:: REQUIRED ACTION ::
Would you retype the records below exactly as they appear?

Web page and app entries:
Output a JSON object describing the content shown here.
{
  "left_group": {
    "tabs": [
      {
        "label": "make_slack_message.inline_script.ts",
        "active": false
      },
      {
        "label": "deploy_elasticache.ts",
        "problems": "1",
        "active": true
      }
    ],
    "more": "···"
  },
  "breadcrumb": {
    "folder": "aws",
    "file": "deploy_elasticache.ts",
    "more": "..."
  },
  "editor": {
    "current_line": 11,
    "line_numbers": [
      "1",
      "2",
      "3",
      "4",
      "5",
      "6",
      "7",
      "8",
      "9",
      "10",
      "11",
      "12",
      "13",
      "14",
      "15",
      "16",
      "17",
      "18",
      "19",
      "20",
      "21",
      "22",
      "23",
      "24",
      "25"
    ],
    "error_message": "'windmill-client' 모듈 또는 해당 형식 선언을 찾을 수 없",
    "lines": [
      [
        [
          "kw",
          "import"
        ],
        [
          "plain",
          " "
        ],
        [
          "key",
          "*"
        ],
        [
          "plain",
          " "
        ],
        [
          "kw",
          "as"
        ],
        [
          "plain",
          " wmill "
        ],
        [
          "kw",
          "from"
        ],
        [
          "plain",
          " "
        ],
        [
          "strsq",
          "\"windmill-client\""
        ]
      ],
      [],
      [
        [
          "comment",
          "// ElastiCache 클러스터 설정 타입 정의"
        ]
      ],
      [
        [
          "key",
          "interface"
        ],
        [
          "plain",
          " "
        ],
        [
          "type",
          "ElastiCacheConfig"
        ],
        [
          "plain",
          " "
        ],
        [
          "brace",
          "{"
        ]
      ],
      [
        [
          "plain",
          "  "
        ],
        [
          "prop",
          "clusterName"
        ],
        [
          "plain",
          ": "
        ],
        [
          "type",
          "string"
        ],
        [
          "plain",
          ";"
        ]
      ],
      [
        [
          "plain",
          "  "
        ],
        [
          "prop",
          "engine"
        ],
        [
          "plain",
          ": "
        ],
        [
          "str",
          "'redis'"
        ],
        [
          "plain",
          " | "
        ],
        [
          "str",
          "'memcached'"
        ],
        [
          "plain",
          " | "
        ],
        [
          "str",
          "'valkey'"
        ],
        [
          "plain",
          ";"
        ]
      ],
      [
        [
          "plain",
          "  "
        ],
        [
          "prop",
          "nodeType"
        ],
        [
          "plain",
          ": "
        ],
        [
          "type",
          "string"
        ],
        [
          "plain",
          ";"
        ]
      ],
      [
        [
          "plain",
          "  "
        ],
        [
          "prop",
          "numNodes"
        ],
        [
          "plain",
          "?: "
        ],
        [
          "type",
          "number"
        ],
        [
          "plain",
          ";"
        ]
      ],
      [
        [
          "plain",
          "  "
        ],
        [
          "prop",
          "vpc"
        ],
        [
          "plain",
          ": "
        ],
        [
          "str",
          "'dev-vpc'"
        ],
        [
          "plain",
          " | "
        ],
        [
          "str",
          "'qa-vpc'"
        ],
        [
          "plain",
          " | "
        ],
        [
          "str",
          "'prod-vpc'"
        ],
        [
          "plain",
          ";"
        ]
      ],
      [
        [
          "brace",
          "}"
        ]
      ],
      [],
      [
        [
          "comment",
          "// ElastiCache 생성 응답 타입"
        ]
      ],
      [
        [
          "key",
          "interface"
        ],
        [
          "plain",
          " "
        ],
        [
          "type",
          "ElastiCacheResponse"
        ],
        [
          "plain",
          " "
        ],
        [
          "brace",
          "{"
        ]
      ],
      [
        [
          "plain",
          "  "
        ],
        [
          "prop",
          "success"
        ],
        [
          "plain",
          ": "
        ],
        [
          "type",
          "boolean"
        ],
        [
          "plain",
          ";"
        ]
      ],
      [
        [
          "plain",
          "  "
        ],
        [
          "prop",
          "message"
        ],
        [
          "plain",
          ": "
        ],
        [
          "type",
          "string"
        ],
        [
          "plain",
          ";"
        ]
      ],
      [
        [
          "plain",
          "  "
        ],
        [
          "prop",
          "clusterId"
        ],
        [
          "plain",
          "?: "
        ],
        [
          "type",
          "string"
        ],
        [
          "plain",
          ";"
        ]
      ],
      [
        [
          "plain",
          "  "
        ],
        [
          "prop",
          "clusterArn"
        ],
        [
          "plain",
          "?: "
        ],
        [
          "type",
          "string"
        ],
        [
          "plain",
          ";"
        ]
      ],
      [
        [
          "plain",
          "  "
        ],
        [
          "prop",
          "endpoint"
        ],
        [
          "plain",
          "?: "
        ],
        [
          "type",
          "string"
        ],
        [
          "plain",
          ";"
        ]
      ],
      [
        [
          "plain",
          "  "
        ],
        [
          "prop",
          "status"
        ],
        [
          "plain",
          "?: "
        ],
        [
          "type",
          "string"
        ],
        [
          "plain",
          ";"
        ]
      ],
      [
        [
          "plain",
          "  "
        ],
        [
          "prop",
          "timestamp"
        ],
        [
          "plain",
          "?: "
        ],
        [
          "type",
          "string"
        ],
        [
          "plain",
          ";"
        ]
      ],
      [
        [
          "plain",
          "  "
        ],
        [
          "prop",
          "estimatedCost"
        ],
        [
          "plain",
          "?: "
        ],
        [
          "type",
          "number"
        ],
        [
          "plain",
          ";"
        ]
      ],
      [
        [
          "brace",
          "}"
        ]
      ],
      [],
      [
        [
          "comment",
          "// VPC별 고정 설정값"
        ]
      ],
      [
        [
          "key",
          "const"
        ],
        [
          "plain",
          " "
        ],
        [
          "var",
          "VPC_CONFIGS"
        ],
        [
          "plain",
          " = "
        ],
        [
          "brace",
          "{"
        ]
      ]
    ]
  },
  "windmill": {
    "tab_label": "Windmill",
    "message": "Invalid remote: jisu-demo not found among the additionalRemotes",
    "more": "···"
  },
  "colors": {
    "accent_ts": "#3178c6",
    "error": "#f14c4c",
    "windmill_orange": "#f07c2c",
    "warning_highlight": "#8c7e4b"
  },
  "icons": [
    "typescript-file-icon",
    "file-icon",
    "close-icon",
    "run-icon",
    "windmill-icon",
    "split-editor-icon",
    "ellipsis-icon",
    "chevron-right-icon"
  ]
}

:: EXERCISE ANSWER ::
Output a JSON object describing the content shown here.
{
  "left_group": {
    "tabs": [
      {
        "label": "make_slack_message.inline_script.ts",
        "active": false
      },
      {
        "label": "deploy_elasticache.ts",
        "problems": "1",
        "active": true
      }
    ],
    "more": "···"
  },
  "breadcrumb": {
    "folder": "aws",
    "file": "deploy_elasticache.ts",
    "more": "..."
  },
  "editor": {
    "current_line": 11,
    "line_numbers": [
      "1",
      "2",
      "3",
      "4",
      "5",
      "6",
      "7",
      "8",
      "9",
      "10",
      "11",
      "12",
      "13",
      "14",
      "15",
      "16",
      "17",
      "18",
      "19",
      "20",
      "21",
      "22",
      "23",
      "24",
      "25"
    ],
    "error_message": "'windmill-client' 모듈 또는 해당 형식 선언을 찾을 수 없",
    "lines": [
      [
        [
          "kw",
          "import"
        ],
        [
          "plain",
          " "
        ],
        [
          "key",
          "*"
        ],
        [
          "plain",
          " "
        ],
        [
          "kw",
          "as"
        ],
        [
          "plain",
          " wmill "
        ],
        [
          "kw",
          "from"
        ],
        [
          "plain",
          " "
        ],
        [
          "strsq",
          "\"windmill-client\""
        ]
      ],
      [],
      [
        [
          "comment",
          "// ElastiCache 클러스터 설정 타입 정의"
        ]
      ],
      [
        [
          "key",
          "interface"
        ],
        [
          "plain",
          " "
        ],
        [
          "type",
          "ElastiCacheConfig"
        ],
        [
          "plain",
          " "
        ],
        [
          "brace",
          "{"
        ]
      ],
      [
        [
          "plain",
          "  "
        ],
        [
          "prop",
          "clusterName"
        ],
        [
          "plain",
          ": "
        ],
        [
          "type",
          "string"
        ],
        [
          "plain",
          ";"
        ]
      ],
      [
        [
          "plain",
          "  "
        ],
        [
          "prop",
          "engine"
        ],
        [
          "plain",
          ": "
        ],
        [
          "str",
          "'redis'"
        ],
        [
          "plain",
          " | "
        ],
        [
          "str",
          "'memcached'"
        ],
        [
          "plain",
          " | "
        ],
        [
          "str",
          "'valkey'"
        ],
        [
          "plain",
          ";"
        ]
      ],
      [
        [
          "plain",
          "  "
        ],
        [
          "prop",
          "nodeType"
        ],
        [
          "plain",
          ": "
        ],
        [
          "type",
          "string"
        ],
        [
          "plain",
          ";"
        ]
      ],
      [
        [
          "plain",
          "  "
        ],
        [
          "prop",
          "numNodes"
        ],
        [
          "plain",
          "?: "
        ],
        [
          "type",
          "number"
        ],
        [
          "plain",
          ";"
        ]
      ],
      [
        [
          "plain",
          "  "
        ],
        [
          "prop",
          "vpc"
        ],
        [
          "plain",
          ": "
        ],
        [
          "str",
          "'dev-vpc'"
        ],
        [
          "plain",
          " | "
        ],
        [
          "str",
          "'qa-vpc'"
        ],
        [
          "plain",
          " | "
        ],
        [
          "str",
          "'prod-vpc'"
        ],
        [
          "plain",
          ";"
        ]
      ],
      [
        [
          "brace",
          "}"
        ]
      ],
      [],
      [
        [
          "comment",
          "// ElastiCache 생성 응답 타입"
        ]
      ],
      [
        [
          "key",
          "interface"
        ],
        [
          "plain",
          " "
        ],
        [
          "type",
          "ElastiCacheResponse"
        ],
        [
          "plain",
          " "
        ],
        [
          "brace",
          "{"
        ]
      ],
      [
        [
          "plain",
          "  "
        ],
        [
          "prop",
          "success"
        ],
        [
          "plain",
          ": "
        ],
        [
          "type",
          "boolean"
        ],
        [
          "plain",
          ";"
        ]
      ],
      [
        [
          "plain",
          "  "
        ],
        [
          "prop",
          "message"
        ],
        [
          "plain",
          ": "
        ],
        [
          "type",
          "string"
        ],
        [
          "plain",
          ";"
        ]
      ],
      [
        [
          "plain",
          "  "
        ],
        [
          "prop",
          "clusterId"
        ],
        [
          "plain",
          "?: "
        ],
        [
          "type",
          "string"
        ],
        [
          "plain",
          ";"
        ]
      ],
      [
        [
          "plain",
          "  "
        ],
        [
          "prop",
          "clusterArn"
        ],
        [
          "plain",
          "?: "
        ],
        [
          "type",
          "string"
        ],
        [
          "plain",
          ";"
        ]
      ],
      [
        [
          "plain",
          "  "
        ],
        [
          "prop",
          "endpoint"
        ],
        [
          "plain",
          "?: "
        ],
        [
          "type",
          "string"
        ],
        [
          "plain",
          ";"
        ]
      ],
      [
        [
          "plain",
          "  "
        ],
        [
          "prop",
          "status"
        ],
        [
          "plain",
          "?: "
        ],
        [
          "type",
          "string"
        ],
        [
          "plain",
          ";"
        ]
      ],
      [
        [
          "plain",
          "  "
        ],
        [
          "prop",
          "timestamp"
        ],
        [
          "plain",
          "?: "
        ],
        [
          "type",
          "string"
        ],
        [
          "plain",
          ";"
        ]
      ],
      [
        [
          "plain",
          "  "
        ],
        [
          "prop",
          "estimatedCost"
        ],
        [
          "plain",
          "?: "
        ],
        [
          "type",
          "number"
        ],
        [
          "plain",
          ";"
        ]
      ],
      [
        [
          "brace",
          "}"
        ]
      ],
      [],
      [
        [
          "comment",
          "// VPC별 고정 설정값"
        ]
      ],
      [
        [
          "key",
          "const"
        ],
        [
          "plain",
          " "
        ],
        [
          "var",
          "VPC_CONFIGS"
        ],
        [
          "plain",
          " = "
        ],
        [
          "brace",
          "{"
        ]
      ]
    ]
  },
  "windmill": {
    "tab_label": "Windmill",
    "message": "Invalid remote: jisu-demo not found among the additionalRemotes",
    "more": "···"
  },
  "colors": {
    "accent_ts": "#3178c6",
    "error": "#f14c4c",
    "windmill_orange": "#f07c2c",
    "warning_highlight": "#8c7e4b"
  },
  "icons": [
    "typescript-file-icon",
    "file-icon",
    "close-icon",
    "run-icon",
    "windmill-icon",
    "split-editor-icon",
    "ellipsis-icon",
    "chevron-right-icon"
  ]
}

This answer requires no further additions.